(Entries taken from a collection)
▬▬▬▬▬▬▬▬▬▬

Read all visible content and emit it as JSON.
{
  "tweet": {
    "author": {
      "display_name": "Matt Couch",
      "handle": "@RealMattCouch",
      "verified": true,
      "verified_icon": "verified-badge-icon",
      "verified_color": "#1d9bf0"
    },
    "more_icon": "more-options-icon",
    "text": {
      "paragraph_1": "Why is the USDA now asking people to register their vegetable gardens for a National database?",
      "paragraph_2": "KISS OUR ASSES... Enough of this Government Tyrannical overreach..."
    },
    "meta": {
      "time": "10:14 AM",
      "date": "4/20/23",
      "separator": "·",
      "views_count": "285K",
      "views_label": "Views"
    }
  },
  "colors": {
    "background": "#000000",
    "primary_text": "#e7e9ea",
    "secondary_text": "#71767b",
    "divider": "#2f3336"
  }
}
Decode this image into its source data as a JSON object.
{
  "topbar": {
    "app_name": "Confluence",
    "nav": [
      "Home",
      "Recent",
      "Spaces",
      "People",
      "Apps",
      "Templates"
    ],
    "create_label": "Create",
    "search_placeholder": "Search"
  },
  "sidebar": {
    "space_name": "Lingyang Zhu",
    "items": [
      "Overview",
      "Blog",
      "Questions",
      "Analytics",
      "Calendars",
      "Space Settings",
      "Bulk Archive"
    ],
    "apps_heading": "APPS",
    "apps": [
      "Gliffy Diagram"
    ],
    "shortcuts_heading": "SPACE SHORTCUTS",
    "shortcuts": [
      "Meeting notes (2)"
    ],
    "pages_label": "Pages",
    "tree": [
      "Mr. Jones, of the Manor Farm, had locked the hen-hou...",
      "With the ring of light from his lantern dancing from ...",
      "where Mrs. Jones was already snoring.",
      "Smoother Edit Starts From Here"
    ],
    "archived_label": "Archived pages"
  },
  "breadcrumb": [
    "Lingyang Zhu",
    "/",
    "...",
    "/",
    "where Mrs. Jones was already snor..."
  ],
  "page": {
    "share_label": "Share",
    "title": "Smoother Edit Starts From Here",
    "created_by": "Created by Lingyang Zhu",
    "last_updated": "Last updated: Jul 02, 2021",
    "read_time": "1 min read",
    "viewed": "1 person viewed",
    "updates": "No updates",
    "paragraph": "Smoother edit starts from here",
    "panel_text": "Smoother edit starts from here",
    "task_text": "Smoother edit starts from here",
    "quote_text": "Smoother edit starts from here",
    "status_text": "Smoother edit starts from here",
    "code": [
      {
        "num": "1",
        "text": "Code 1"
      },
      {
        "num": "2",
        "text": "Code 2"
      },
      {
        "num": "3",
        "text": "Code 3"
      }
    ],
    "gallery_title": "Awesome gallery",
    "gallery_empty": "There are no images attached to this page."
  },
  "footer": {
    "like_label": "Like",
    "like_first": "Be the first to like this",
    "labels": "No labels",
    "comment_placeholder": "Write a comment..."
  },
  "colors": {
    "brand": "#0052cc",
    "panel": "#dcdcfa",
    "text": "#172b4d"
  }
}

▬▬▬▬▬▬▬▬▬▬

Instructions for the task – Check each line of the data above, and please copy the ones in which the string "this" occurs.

Task output –
      "paragraph_2": "KISS OUR ASSES... Enough of this Government Tyrannical overreach..."
Decode this image into its source data as a JSON object.
    "gallery_empty": "There are no images attached to this page."
    "like_first": "Be the first to like this",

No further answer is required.